13. With the bolt removed, Tyler uses a GM crankshaft harmonic balancer removal tool to tactically pull the factory balancer off of the crank, removing it from the vehicle.
14. A similar GM crank balancer installation tool must be used when installing the supplied modified balancer onto the crankshaft. The modified crank balancer can be seen on the left, and the factory one is on the right. While they look nearly identical, the new balancer is machined to mate with a dedicated supercharger pulley.
15. In a supercharged application it is important that the balancer cannot spin independently from the crank. In order to keep the motion uniform, and unlike the factory setup, the crank and balancer must be pinned by drilling the crank to the proper depth using a crankshaft and harmonic balancer drill jig. Ryan Galloway from the ProCharger team is shown completing one of the more crucial steps of the install. Once the ear piercing drilling has stopped, the quarter-inch pin is placed and set all the way into the crank. The balancer is now pinned to the crankshaft.

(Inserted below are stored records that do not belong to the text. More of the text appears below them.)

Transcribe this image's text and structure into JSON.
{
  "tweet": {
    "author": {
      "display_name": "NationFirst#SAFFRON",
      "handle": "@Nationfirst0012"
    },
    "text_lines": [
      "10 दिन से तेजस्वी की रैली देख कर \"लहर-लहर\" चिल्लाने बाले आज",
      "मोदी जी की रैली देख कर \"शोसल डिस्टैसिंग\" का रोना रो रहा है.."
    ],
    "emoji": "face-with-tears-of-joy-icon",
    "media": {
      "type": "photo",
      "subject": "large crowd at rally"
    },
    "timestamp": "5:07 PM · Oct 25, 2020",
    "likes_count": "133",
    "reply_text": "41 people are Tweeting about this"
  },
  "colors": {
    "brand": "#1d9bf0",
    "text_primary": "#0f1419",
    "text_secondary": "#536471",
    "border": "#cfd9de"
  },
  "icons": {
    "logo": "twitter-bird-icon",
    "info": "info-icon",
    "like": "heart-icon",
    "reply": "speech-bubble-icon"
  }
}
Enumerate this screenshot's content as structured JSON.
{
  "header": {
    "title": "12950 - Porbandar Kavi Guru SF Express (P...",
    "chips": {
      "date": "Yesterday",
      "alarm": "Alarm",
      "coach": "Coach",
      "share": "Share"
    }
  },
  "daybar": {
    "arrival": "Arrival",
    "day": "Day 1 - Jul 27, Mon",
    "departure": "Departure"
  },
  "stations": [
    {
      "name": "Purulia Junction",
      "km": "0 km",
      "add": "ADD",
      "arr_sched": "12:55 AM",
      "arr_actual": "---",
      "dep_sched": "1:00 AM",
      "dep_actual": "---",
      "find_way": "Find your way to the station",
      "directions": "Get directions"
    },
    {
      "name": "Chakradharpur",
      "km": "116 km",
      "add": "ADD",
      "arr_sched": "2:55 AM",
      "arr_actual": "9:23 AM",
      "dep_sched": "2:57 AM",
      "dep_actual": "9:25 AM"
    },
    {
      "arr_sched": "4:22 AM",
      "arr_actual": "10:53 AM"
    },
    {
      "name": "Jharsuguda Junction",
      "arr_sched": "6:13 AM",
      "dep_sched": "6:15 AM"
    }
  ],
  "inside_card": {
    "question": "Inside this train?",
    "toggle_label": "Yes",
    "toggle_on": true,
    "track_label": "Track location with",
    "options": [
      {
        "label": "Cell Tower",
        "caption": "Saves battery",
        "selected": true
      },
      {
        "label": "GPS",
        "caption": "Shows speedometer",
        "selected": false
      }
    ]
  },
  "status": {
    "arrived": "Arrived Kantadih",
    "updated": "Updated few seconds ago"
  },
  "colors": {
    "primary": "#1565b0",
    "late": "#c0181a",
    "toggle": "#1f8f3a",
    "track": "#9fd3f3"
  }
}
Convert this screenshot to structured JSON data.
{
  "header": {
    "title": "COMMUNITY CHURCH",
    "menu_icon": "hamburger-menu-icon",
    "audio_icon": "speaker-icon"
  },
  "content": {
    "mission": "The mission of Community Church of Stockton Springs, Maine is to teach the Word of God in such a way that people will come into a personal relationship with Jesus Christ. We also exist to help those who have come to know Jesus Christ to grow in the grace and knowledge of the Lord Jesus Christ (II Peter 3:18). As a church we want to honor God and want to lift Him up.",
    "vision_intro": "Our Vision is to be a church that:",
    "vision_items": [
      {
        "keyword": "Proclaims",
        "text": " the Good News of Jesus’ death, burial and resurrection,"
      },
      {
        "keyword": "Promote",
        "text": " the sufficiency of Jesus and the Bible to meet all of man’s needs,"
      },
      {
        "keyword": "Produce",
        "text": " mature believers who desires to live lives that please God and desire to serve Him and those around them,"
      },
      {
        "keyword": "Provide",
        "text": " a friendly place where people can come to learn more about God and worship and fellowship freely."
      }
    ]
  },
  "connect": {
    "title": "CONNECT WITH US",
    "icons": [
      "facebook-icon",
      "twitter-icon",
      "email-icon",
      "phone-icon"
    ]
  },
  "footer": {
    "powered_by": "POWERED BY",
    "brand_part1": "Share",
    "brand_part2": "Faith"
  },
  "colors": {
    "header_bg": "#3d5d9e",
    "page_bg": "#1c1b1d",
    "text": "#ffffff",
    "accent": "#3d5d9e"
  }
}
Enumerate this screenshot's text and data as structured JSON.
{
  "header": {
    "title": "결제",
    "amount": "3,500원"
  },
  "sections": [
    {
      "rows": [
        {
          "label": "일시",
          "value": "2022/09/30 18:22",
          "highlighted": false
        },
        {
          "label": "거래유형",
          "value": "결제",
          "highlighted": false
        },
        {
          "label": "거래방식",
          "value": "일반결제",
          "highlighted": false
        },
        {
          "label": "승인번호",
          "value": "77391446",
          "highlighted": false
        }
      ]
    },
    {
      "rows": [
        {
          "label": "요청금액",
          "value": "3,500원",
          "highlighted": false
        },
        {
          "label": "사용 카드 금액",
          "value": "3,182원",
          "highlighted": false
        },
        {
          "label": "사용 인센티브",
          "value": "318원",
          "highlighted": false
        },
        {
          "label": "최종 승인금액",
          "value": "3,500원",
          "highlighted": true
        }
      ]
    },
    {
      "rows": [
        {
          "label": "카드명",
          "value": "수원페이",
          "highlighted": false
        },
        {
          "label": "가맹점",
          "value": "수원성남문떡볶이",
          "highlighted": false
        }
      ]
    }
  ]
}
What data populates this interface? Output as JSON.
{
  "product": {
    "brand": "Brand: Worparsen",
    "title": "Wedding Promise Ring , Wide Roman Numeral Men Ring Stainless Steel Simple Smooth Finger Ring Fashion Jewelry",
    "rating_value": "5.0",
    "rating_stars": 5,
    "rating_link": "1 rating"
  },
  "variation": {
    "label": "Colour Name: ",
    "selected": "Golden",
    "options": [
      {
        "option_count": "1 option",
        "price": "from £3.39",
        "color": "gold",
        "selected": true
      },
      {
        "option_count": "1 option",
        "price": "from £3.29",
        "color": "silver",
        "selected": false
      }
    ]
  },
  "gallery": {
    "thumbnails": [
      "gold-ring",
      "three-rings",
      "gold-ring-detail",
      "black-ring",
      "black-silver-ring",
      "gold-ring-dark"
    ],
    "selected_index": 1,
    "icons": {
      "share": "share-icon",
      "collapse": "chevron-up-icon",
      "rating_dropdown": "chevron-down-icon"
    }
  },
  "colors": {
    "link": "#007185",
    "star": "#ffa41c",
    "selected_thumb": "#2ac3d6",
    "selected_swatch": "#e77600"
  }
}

16. Next on the list is the installation of the crank pulley and cam locks. Ryan inserts the bolts and washers through the supplied pulley, before threading the supplied cam locks onto the threads from behind the pulley. The crank pulley and cam locks are mounted onto the factory balancer, ensuring that two cam locks are inserted into each slot on the balancer. The new crank pulley is inserted into the crank, and the entire assembly is rotated until the cam locks stop the pulley.
17. After installing the new crank pulley, the four-rib A/C belt must be reinstalled. Ryan slides the A/C compressor back into place after installing the belt, making sure that he tightens the four bolts, securing the setup.
18. With the A/C belt installed, it’s time to move on to the main bracket assembly. The first step is to remove the power steering pump bolts, before sliding the pump off of the bracket. The lines do not have to be disconnected. With the pump off to the side, Ryan removes the bracket, with no need to reinstall.
19. With the pump bracket removed, the sub-bracket of the main bracket assembly can be installed to the driver’s side cylinder head using the provided hardware. The new bracket is strong enough to support the pump and puts the pulley and belt into an optimum spot.
20. With the sub-bracket on, Tyler attaches the provided relocation bracket. The power steering pump is now mounted onto its new bracket. Below the power steering assembly sits the alternator, with two factory bolts removed, and an additional hex spacer installed.
21. The accessory belt is installed, but not tensioned until the main bracket goes into place to prevent the alternator from shifting. The main bracket will keep the alternator in place once bolted down.
22. Once the idler pulley is removed from the main bracket assembly, to allow access to one of the mounting holes, Tyler can install the main bracket with some beefy hardware. Once installed, the idler pulley can be reinstalled.
23. It’s now time to tension the accessory belt. Tyler slides the belt over the water pump last, while rotating the tensioner clockwise until the belt is installed. Once tensioned, the factory fans can be reinstalled as well, along with the coolant neck and two coolant lines below the coolant cap. The main bracket assembly is complete, and ready to accept the new i-1 supercharger.
24. We are at a good transition point to pause our ProCharger i-1 install. Our stock LS3 has been prepped for the addition of the i-1, and the next step of the install is to mount up the shiny billet supercharger with the attached gear case. All of the parts needed to accommodate and install the technologically advanced blower are provided by ProCharger; just take a look at how much is included in the kit! Stay tuned folks! The next issue will involve some more important install steps, but most importantly, the addition of the i-1.